Top of DATA FOR ANALYSIS

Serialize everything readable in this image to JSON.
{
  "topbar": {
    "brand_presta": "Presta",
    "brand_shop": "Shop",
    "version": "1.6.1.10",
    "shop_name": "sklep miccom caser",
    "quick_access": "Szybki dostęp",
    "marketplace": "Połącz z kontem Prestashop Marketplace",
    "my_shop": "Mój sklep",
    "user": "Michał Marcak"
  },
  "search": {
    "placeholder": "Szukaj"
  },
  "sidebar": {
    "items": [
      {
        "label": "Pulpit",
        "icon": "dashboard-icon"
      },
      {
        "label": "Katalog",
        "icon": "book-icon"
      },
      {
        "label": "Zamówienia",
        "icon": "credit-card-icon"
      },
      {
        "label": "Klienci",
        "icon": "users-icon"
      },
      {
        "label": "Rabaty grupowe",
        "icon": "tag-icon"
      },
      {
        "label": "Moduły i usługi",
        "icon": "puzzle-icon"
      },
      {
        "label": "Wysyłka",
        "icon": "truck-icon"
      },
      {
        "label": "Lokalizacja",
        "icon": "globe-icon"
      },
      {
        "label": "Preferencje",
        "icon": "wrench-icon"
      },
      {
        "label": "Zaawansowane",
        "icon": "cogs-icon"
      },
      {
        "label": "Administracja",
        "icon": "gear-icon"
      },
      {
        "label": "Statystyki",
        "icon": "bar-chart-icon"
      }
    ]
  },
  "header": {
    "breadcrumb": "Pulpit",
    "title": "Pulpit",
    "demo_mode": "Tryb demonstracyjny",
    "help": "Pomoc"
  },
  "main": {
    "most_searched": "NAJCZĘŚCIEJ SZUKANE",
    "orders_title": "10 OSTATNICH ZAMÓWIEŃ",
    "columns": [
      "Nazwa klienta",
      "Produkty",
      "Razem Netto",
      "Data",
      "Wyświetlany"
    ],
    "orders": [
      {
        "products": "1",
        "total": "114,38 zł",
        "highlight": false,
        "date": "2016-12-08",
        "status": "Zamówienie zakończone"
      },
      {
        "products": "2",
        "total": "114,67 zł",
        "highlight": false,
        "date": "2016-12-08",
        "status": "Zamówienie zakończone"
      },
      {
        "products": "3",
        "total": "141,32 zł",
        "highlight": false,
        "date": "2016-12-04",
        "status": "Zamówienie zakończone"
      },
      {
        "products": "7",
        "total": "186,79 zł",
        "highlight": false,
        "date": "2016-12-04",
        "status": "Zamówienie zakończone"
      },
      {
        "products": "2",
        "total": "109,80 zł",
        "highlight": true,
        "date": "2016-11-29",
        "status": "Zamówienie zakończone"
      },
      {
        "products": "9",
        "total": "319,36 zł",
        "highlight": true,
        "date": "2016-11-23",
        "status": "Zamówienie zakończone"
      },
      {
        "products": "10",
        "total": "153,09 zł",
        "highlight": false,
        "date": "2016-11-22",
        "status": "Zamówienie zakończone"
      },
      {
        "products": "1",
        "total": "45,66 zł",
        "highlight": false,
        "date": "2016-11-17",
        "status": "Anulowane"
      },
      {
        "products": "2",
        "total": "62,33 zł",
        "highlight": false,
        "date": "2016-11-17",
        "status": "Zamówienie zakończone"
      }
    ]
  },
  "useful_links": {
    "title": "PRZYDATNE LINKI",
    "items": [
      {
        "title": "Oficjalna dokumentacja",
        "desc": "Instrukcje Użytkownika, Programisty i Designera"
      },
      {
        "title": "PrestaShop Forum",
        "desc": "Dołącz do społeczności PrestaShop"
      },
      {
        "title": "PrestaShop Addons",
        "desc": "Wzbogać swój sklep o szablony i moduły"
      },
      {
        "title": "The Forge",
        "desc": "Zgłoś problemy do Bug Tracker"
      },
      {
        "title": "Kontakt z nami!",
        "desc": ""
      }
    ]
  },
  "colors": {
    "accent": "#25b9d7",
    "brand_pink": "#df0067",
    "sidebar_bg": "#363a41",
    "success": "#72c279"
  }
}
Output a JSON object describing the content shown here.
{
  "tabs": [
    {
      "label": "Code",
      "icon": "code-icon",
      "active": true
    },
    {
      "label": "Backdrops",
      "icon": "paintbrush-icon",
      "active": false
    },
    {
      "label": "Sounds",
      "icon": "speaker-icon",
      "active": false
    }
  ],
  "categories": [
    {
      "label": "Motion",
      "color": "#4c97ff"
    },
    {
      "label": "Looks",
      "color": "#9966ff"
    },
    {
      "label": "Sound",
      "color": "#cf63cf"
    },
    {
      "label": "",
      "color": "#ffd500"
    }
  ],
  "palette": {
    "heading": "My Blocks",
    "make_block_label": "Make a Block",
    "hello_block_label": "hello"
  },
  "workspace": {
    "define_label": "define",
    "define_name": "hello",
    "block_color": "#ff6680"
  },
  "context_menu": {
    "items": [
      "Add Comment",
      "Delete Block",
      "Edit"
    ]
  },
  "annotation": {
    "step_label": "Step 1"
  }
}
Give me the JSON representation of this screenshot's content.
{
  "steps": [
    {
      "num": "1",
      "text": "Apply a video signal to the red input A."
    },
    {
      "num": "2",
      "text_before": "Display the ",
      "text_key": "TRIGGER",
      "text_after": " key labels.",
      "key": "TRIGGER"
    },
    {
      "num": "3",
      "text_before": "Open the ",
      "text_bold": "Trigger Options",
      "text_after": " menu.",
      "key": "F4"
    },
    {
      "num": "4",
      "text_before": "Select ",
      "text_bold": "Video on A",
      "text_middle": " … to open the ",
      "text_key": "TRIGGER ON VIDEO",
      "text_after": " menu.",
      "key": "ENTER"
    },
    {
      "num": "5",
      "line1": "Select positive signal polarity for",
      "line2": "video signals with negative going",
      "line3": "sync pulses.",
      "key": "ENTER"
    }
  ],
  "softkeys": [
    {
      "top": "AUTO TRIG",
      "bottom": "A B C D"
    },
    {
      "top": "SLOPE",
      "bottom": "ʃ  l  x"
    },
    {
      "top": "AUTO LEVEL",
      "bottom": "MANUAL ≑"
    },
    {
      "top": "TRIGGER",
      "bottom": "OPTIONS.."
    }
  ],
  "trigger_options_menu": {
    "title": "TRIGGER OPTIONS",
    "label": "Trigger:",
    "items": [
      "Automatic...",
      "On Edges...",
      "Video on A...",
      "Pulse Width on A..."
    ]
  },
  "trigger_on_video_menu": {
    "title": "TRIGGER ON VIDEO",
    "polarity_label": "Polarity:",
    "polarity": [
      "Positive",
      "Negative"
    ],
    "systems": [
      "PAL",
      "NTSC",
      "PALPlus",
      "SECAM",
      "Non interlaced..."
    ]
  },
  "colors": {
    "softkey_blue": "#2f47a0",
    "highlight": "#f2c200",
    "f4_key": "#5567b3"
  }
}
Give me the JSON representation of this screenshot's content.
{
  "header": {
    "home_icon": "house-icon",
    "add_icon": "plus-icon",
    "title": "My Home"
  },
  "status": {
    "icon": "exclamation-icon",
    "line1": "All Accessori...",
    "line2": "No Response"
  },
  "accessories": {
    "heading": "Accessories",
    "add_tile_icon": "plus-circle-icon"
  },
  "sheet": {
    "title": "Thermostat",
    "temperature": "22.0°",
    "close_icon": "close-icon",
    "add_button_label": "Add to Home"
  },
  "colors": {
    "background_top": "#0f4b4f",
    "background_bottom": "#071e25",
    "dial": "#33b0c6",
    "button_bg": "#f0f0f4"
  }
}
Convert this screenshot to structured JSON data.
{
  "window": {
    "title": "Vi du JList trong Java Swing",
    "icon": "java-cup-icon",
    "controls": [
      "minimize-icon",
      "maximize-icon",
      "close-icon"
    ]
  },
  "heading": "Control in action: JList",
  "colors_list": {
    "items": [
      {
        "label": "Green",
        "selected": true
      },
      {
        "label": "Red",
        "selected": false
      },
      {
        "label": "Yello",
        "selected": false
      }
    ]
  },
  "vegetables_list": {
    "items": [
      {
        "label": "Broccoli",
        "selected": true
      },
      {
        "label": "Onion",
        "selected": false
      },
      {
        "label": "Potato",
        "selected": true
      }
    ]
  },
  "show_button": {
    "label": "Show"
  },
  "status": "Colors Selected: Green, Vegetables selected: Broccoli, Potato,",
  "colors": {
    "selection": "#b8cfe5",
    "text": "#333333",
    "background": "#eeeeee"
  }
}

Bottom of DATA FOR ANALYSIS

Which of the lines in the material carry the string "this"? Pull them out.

Serialize everything readable in this image to JSON.
Give me the JSON representation of this screenshot's content.
Give me the JSON representation of this screenshot's content.
Convert this screenshot to structured JSON data.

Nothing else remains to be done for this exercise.